Turkey—High inflation and low interest rates threaten economic crisis

Inflation spiralled to 73.5% year-on-year in May due to currency weakness, high energy and agricultural commodity prices, and President Erdogan’s unorthodox insistence on low interest rates. Turkey’s central bank (TCMB) cut benchmark interest rates by 500 basis points from September to December 2021 and has retained rates at just 14% in the first half of 2022, despite spiralling inflation (Chart). President Erdogan advocated for further interest rate cuts this month and a ‘new economic model’ that aims to tame inflation by harnessing the weak currency to boost exports and investment rather than using higher borrowing costs to suppress consumption and prices. The lira subsequently reached a new record low against the US dollar this month, having shed 30% over 2022 to date. While deeply negative real interest rates will support corporate and consumer demand and economic activity, it will also contribute to inflation and import demand. The mix of low interest rates, currency weakness and high inflation is therefore likely to continue.

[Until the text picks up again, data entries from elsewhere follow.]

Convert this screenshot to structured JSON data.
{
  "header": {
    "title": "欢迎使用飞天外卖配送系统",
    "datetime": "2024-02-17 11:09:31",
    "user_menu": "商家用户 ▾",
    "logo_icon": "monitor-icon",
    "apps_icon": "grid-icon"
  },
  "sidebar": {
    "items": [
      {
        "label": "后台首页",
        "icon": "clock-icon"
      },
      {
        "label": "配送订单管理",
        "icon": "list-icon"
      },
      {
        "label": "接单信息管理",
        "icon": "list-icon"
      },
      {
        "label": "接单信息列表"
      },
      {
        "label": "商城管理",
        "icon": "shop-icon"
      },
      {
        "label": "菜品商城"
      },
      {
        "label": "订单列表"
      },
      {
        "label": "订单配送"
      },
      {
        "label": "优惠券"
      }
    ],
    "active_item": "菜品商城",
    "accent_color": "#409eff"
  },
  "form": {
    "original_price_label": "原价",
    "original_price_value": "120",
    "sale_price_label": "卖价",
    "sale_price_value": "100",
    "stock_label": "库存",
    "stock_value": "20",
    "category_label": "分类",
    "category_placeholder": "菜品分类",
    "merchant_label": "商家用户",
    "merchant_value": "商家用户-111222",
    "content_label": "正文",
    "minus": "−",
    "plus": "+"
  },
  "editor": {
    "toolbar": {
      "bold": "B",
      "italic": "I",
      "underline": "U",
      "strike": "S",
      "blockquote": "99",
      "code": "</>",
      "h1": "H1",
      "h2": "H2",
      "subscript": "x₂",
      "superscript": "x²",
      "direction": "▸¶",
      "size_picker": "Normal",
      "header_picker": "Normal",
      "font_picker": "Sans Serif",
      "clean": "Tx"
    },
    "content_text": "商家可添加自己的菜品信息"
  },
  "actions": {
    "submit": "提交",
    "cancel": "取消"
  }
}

Tighter global financial conditions, regional conflicts and tension, domestic economic instability and policy uncertainty will deter capital inflows. Capital inflows are likely to be insufficient to offset the widening current account deficit and service sizeable public and private foreign debt. Foreign exchange reserves, which stand at US$61 billion, may fall further. Ahead of elections that must take place before June 2023, the risk of political violence is possible. Economic hardship for groups unable to increase their incomes in line with prices will add to socio-political tensions. This raises the risk of a financial crisis and economic recession in Australia’s 40th largest export market.

Fig 5 Turkey Consumer Price Inflation And Interest Rates